Data records for software interfaces -
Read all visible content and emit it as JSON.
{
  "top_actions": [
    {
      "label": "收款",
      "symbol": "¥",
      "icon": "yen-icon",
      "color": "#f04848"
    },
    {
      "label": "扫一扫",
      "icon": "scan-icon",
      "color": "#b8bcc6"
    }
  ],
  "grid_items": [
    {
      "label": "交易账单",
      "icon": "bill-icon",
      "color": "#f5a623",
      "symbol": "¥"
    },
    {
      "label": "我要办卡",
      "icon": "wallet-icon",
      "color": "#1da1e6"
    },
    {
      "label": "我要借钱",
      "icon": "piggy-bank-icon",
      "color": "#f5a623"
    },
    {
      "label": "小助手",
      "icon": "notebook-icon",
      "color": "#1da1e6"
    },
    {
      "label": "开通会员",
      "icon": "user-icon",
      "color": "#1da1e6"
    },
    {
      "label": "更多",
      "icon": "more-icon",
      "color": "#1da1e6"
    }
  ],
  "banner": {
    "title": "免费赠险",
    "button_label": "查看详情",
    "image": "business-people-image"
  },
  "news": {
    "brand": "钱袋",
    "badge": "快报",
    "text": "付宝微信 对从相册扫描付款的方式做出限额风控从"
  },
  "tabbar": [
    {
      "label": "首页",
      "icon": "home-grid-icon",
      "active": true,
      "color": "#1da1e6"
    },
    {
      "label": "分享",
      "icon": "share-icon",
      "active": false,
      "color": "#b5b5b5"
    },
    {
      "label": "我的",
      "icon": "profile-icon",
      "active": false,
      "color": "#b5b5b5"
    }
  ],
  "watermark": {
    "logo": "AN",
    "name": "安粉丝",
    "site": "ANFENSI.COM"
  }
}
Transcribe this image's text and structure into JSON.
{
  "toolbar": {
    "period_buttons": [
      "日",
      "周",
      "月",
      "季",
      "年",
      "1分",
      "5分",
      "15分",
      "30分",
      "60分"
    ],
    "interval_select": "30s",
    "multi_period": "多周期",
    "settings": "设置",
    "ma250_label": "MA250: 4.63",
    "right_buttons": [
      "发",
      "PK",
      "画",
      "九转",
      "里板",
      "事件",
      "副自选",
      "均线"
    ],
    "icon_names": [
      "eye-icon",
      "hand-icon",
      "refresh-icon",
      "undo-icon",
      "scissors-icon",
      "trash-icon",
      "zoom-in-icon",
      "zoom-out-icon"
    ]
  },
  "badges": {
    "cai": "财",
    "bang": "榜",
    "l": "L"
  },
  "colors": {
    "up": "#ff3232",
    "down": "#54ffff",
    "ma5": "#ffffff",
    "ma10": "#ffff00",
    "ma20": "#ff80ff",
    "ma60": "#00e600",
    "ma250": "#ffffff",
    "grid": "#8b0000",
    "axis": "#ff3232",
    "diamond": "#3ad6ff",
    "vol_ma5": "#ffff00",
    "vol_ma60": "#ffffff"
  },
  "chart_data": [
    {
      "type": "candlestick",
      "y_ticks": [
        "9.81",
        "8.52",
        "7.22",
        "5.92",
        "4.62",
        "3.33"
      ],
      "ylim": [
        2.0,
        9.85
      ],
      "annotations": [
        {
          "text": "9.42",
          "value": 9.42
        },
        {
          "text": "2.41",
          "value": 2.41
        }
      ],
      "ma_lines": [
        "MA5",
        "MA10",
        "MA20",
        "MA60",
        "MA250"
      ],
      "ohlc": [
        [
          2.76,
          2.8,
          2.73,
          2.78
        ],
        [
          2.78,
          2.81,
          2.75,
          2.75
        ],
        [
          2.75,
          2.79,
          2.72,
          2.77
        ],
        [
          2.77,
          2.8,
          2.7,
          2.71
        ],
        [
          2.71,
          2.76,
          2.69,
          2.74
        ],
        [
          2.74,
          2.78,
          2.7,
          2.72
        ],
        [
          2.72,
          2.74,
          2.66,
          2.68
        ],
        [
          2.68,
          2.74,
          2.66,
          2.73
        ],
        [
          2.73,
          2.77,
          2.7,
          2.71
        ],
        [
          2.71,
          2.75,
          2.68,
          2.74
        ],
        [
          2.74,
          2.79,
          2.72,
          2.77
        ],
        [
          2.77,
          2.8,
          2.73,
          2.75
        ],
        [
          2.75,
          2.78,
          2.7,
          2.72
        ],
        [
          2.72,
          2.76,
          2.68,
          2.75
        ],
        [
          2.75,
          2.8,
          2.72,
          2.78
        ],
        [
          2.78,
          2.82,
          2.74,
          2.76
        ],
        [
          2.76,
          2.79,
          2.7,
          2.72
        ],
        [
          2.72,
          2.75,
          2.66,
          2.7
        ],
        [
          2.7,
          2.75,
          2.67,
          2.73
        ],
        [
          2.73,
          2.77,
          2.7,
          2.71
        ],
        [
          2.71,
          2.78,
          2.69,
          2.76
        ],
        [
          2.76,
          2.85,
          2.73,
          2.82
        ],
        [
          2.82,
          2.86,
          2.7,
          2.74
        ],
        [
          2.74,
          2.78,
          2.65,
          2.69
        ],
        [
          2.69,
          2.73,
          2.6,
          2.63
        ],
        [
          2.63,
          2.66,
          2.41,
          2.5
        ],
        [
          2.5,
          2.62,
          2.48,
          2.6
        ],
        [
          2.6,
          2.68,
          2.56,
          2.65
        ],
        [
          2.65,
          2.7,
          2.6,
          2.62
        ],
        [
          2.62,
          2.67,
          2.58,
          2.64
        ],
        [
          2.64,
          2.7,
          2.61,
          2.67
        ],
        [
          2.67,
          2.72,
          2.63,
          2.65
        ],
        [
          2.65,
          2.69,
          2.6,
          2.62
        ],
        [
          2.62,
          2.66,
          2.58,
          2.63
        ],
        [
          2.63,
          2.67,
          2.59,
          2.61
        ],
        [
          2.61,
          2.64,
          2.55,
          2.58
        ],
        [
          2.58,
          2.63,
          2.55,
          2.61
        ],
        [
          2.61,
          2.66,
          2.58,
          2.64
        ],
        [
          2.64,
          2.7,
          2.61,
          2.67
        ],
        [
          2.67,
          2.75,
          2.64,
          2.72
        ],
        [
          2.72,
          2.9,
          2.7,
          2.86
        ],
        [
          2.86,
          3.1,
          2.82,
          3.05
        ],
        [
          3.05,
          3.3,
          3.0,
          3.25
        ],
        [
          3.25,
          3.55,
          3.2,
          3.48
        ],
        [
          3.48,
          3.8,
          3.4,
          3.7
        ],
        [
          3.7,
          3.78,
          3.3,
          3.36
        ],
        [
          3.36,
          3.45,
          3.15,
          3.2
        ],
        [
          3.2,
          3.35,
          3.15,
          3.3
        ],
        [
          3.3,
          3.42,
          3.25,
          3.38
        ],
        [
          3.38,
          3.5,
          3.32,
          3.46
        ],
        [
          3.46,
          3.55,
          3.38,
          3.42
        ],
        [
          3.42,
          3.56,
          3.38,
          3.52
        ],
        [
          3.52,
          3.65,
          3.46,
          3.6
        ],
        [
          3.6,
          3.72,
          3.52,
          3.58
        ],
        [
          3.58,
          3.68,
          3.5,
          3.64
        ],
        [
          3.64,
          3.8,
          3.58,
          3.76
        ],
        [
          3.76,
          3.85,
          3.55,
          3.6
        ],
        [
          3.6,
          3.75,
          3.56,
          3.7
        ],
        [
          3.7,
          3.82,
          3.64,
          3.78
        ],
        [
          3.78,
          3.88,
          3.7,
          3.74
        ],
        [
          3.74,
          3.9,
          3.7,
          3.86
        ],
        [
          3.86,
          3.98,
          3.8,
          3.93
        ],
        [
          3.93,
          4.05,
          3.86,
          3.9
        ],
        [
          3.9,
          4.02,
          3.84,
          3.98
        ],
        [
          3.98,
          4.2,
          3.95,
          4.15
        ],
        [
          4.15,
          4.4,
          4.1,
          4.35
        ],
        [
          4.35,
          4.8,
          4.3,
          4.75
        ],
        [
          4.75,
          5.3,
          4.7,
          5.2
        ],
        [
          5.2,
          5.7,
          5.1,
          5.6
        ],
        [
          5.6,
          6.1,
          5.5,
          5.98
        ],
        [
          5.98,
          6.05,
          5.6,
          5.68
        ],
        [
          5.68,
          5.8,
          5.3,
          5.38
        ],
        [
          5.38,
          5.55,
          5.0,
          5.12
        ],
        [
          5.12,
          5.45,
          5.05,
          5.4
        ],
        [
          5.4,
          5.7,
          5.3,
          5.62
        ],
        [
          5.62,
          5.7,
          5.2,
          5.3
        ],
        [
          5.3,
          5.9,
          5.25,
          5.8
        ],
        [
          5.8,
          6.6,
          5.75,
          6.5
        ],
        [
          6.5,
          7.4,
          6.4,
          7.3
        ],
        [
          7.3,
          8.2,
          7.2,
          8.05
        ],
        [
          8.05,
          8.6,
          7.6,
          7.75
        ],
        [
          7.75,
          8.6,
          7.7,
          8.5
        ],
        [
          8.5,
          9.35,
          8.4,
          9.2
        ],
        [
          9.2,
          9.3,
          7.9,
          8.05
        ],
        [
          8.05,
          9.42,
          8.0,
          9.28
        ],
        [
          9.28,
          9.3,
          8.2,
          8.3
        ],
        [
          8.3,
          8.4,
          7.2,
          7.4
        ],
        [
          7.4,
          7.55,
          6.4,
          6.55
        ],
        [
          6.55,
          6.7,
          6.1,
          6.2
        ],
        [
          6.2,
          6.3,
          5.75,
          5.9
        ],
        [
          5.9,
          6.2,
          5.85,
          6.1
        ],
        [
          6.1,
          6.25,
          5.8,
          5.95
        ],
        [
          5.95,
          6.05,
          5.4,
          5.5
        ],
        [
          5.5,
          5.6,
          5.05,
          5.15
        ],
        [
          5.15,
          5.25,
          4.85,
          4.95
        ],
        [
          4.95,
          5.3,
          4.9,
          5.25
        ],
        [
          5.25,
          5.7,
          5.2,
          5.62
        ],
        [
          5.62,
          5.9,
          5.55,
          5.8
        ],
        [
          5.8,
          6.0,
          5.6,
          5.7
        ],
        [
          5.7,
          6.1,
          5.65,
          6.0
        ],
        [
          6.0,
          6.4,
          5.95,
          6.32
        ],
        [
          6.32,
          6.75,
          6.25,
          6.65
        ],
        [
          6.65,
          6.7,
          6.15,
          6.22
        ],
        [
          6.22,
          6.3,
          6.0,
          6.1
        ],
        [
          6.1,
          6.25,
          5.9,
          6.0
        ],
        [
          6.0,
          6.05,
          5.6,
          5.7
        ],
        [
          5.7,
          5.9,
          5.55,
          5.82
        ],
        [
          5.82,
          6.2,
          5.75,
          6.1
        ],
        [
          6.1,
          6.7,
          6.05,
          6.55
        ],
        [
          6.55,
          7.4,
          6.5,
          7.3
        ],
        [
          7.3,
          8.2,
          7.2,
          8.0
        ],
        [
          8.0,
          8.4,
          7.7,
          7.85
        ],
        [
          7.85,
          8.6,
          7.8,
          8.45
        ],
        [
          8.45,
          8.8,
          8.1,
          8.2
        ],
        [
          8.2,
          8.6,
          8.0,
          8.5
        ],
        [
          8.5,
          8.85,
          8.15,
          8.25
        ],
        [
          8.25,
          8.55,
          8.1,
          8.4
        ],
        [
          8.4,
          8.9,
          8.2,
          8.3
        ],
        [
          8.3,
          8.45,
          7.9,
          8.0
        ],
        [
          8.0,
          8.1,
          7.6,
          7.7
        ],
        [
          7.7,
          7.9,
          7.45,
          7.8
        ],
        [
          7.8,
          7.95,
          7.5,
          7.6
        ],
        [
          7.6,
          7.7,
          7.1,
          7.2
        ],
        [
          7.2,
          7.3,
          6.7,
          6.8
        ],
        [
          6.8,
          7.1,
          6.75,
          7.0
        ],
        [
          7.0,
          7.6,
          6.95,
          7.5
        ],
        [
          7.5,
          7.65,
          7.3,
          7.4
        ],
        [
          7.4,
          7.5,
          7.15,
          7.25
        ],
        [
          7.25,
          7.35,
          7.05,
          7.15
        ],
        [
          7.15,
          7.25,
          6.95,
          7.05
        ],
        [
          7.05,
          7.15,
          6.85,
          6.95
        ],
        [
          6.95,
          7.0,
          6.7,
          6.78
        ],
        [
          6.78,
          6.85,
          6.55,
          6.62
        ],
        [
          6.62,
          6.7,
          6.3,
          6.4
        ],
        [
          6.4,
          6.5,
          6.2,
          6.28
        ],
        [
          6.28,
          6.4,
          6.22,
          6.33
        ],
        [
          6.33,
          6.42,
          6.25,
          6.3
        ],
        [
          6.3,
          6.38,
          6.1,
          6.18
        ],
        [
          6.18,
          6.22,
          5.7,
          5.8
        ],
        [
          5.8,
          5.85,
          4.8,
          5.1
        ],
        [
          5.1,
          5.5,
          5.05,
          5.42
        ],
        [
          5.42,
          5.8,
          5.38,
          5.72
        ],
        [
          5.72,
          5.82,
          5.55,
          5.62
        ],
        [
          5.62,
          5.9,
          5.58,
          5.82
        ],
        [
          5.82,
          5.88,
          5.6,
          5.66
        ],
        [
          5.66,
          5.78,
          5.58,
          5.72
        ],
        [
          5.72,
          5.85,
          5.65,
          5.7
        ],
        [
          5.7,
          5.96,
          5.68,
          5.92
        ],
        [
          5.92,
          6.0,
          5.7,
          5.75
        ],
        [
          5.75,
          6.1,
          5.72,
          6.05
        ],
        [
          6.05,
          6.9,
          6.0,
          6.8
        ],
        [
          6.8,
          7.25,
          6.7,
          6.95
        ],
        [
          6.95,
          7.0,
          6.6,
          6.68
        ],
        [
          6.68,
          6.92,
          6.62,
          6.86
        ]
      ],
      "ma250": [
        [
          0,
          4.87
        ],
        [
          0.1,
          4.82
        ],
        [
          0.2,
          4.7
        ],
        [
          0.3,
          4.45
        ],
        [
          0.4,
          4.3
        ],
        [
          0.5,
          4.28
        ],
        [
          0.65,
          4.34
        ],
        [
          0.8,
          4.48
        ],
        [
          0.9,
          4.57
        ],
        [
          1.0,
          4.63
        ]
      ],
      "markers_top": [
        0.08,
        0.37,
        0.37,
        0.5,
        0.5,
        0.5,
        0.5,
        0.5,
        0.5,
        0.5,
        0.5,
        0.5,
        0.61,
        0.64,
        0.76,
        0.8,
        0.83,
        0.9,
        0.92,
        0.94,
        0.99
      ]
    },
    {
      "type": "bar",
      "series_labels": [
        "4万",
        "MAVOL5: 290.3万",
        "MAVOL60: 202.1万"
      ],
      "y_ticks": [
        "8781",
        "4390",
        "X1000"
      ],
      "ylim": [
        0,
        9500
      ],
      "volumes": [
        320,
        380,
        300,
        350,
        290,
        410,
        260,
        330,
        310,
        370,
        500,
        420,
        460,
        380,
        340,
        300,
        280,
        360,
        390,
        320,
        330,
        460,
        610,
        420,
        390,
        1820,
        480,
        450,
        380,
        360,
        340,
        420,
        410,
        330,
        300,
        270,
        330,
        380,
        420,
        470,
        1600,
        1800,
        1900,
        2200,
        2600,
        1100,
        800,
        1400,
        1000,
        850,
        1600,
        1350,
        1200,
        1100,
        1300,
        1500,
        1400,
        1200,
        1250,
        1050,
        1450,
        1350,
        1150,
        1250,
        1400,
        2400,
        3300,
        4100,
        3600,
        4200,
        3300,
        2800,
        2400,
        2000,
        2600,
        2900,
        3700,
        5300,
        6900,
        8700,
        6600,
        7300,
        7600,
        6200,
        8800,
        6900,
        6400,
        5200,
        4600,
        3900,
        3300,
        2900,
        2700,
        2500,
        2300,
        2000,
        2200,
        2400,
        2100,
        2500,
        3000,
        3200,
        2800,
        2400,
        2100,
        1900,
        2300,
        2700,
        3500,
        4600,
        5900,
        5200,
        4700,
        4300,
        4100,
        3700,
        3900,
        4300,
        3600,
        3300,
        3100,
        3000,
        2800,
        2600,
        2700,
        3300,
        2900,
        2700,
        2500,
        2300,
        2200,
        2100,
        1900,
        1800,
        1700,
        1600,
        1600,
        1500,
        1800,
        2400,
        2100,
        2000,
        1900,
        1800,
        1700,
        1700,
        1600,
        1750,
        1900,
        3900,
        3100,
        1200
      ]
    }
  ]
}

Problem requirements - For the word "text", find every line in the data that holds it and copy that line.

Solution to this task -
    "text": "付宝微信 对从相册扫描付款的方式做出限额风控从"
Transcribe this image's text and structure into JSON.
          "text": "9.42",
          "text": "2.41",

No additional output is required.